In theory Vietnamese laws provide for the protection of property rights. But enforcement is inconsistent and dispute settlement can be a lengthy process. All land belongs to the state, private ownership is unknown. Private persons can obtain long-term land use rights. The introduction in 2003 of a new land law allowed foreigners to engage in real-estate deals and lease land for 50-70 years. These lease contracts can be renewed. Foreigners who meet certain criteria can own apartments. The 2013 International Property Rights Index ranks Vietnam 91st out of 131 countries. Chief concerns are the legal and political environment and the weak protection and enforcement of intellectual property rights.
Government spending has fallen to 30.3% of GDP (from 33.4%). Progress in privatisation and restructuring of state-owned enterprises has been slow. Tax reforms in 2009 led to decreases in both top income and top corporate tax rates to 35% and 25%, respectively. Other taxes include value added tax and tax on property transfer. The overall tax revenue equals 24.3% of GDP.
The financial sector is expanding and capital markets are slowly evolving. Money lending is mostly done by four big state-owned banks, favouring state-owned enterprises. Regulations and transparency are not in line with international standards. Some comparatively small foreign banks are allowed to operate in Vietnam.
Starting, operating and closing a business are subject to a number of regulations. It takes 34 days and 10 procedures to start a business, according to World Bank data. Starting a business has been made easier by allowing companies to use self-printed VAT invoices. Obtaining a business license requires 11 procedures and 110 days. Bankruptcy procedures are rather slow and complicated.
Vietnam slipped to rank 99 in the World Bank’s 2013 Doing Business report (from position 98 in 2012 and position 90 in 2011). However, administration has improved in a growing number of provinces, meaning that in some cases a business license may be obtained in as little as seven days.
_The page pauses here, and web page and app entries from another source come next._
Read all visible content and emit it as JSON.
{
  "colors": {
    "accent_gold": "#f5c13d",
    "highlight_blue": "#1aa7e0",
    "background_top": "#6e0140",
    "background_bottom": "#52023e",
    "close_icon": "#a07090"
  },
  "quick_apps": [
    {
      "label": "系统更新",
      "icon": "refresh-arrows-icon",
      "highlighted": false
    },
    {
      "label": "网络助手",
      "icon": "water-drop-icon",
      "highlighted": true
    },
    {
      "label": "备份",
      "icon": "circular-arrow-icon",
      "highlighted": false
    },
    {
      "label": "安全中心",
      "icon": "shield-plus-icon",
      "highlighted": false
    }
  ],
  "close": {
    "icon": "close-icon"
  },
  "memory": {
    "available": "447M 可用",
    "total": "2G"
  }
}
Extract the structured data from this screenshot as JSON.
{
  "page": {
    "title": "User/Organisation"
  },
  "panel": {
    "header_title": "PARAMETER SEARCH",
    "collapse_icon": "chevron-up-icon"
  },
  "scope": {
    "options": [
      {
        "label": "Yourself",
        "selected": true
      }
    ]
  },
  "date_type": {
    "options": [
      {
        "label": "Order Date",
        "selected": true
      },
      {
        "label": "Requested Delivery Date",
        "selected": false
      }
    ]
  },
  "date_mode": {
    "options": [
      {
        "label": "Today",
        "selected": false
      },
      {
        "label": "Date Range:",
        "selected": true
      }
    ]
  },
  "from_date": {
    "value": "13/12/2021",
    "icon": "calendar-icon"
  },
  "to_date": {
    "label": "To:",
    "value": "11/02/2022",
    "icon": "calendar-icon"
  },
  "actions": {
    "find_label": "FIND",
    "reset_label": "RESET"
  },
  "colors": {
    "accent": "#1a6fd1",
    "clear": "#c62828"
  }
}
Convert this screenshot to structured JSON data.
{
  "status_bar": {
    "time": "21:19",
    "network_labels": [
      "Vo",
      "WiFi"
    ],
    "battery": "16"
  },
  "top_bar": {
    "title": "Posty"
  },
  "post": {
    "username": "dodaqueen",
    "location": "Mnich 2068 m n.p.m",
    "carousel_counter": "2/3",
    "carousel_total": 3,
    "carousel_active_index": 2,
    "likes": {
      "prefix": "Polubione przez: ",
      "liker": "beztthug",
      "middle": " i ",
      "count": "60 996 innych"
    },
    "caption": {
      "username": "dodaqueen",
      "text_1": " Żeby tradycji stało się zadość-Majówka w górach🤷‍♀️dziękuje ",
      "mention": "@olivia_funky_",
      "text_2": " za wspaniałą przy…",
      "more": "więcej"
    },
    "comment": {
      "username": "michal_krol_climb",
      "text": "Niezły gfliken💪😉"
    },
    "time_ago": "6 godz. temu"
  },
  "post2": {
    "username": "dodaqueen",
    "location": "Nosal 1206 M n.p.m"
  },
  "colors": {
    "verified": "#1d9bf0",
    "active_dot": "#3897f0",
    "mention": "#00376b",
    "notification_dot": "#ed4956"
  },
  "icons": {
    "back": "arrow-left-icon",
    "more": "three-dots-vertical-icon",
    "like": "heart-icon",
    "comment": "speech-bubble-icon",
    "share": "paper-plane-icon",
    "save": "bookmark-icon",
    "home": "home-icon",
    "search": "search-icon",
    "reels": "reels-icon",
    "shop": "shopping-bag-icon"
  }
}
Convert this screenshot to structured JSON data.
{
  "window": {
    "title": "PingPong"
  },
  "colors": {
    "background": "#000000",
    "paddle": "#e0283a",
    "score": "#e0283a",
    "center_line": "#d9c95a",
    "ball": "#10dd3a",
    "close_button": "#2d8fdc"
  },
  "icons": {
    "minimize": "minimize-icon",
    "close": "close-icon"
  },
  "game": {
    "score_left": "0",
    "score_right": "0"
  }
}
Labour regulations are inflexible. The non-salary cost of hiring a worker is moderate, but firing an employee is difficult. Informal labour activities are widespread.
Vietnam’s weighted average tariff rate is 5.7%. The liberalisation of trade was marked by several events: the country’s entry into ASEAN in 1995 and into the Asia-Pacific Economic Cooperation in 1998; the conclusion of a bilateral trade agreement with the United States in 2000, which granted Vietnam favoured nation status; and its entry into the WTO in 2007. Its ASEAN membership has led to a sharp reduction of tariffs on imports from other member countries. But import bans and restrictions on some products, import taxes and licensing requirements, opaque regulations, inadequate enforcement of intellectual property rights, corruption and customs inconsistencies limit the gains from international trade.